TPPA: Kiwis say it ainít over. Donít sign!
This weekend thousands of New Zealanders will join rallies, marches, picnics and protests at fourteen actions nationwide to call on the government to reject the TPPA.
"After six years of secrecy and government spin, we can now see what's in the TPPA. Buried in over 6000 pages of legal text are obligations that no government should sign up to," said It's Our Future spokesperson Barry Coates.
"The TPPA would mean that we give away sovereign powers from democratically elected governments to unaccountable foreign corporations. We say: don't sign."
Analysis of the final agreement is being undertaken by academics and researchers, through a rigorous peer reviewed process. A series of papers analysing the most crucial issues will be released over the forthcoming weeks.
"It is already apparent that the government has used spin, exaggeration and misleading information to try to sell the TPPA. The benefits are far less than we have been led to believe, the costs have largely been ignored and the restrictions on the rights of future governments to act in the public interest are utterly unacceptable," Barry Coates commented.
The struggle to stop the TPPA ain't over. TPPA negotiators have concluded an agreement but it won't be signed until February next year at the earliest. Presidential candidates and senior legislators, Democrats and Republicans, are already questioning whether the TPPA should be signed before the Presidential election or whether it will be signed at all. This week, the Chairman of the powerful Senate Finance Committee, Orrin Hatch, called for the TPPA to be re-negotiated.
"The government has claimed that the TPPA is a 21st Century agreement. This could not be further from reality," said Coates.
"Instead, it is a desperate attempt to lock in the failed policies of the past. The TPPA will undermine our ability to meet the challenges of climate change, social equity, technological change, decent work and innovation in the years ahead."

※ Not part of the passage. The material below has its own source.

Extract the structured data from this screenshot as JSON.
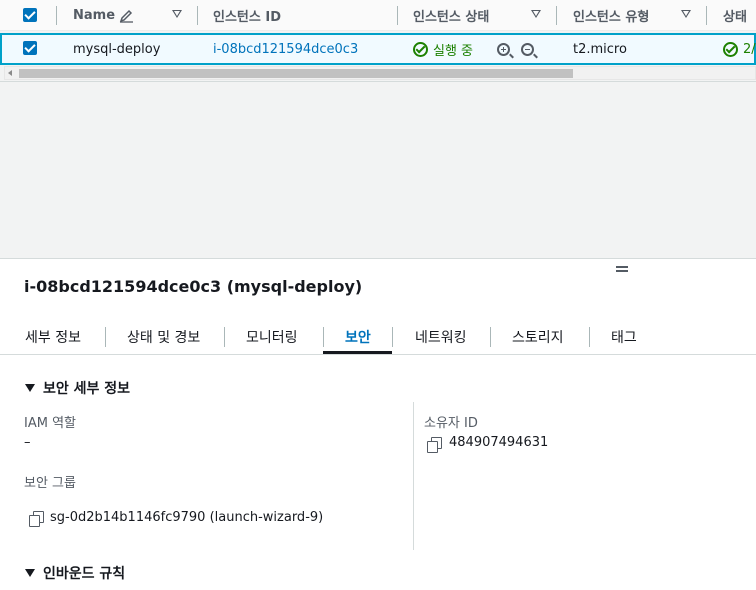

Other stories in this section:
KC News: the Internet Newspaper for the Kapiti Coast